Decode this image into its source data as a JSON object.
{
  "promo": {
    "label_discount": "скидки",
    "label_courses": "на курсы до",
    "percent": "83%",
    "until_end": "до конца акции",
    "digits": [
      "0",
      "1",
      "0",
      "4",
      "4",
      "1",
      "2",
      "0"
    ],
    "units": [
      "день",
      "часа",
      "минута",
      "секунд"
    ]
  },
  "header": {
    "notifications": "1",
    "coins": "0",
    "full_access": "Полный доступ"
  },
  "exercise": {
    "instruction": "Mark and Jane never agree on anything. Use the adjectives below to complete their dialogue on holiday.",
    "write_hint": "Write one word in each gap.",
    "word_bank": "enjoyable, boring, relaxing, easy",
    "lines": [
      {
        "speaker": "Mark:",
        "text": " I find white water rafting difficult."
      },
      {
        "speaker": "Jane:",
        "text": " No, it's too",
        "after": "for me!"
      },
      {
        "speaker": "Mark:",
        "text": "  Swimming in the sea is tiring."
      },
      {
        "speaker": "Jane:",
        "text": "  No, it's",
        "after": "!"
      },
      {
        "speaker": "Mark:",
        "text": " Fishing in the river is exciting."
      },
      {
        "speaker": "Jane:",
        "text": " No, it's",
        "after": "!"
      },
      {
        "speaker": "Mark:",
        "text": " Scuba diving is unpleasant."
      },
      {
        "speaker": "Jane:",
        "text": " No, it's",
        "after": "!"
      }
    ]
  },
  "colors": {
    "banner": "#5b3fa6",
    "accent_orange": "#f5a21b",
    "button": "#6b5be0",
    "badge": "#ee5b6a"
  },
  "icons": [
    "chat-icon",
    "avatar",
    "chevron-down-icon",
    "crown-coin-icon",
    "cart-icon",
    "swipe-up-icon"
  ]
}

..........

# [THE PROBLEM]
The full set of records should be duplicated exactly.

# [YOUR SOLUTION]
Decode this image into its source data as a JSON object.
{
  "promo": {
    "label_discount": "скидки",
    "label_courses": "на курсы до",
    "percent": "83%",
    "until_end": "до конца акции",
    "digits": [
      "0",
      "1",
      "0",
      "4",
      "4",
      "1",
      "2",
      "0"
    ],
    "units": [
      "день",
      "часа",
      "минута",
      "секунд"
    ]
  },
  "header": {
    "notifications": "1",
    "coins": "0",
    "full_access": "Полный доступ"
  },
  "exercise": {
    "instruction": "Mark and Jane never agree on anything. Use the adjectives below to complete their dialogue on holiday.",
    "write_hint": "Write one word in each gap.",
    "word_bank": "enjoyable, boring, relaxing, easy",
    "lines": [
      {
        "speaker": "Mark:",
        "text": " I find white water rafting difficult."
      },
      {
        "speaker": "Jane:",
        "text": " No, it's too",
        "after": "for me!"
      },
      {
        "speaker": "Mark:",
        "text": "  Swimming in the sea is tiring."
      },
      {
        "speaker": "Jane:",
        "text": "  No, it's",
        "after": "!"
      },
      {
        "speaker": "Mark:",
        "text": " Fishing in the river is exciting."
      },
      {
        "speaker": "Jane:",
        "text": " No, it's",
        "after": "!"
      },
      {
        "speaker": "Mark:",
        "text": " Scuba diving is unpleasant."
      },
      {
        "speaker": "Jane:",
        "text": " No, it's",
        "after": "!"
      }
    ]
  },
  "colors": {
    "banner": "#5b3fa6",
    "accent_orange": "#f5a21b",
    "button": "#6b5be0",
    "badge": "#ee5b6a"
  },
  "icons": [
    "chat-icon",
    "avatar",
    "chevron-down-icon",
    "crown-coin-icon",
    "cart-icon",
    "swipe-up-icon"
  ]
}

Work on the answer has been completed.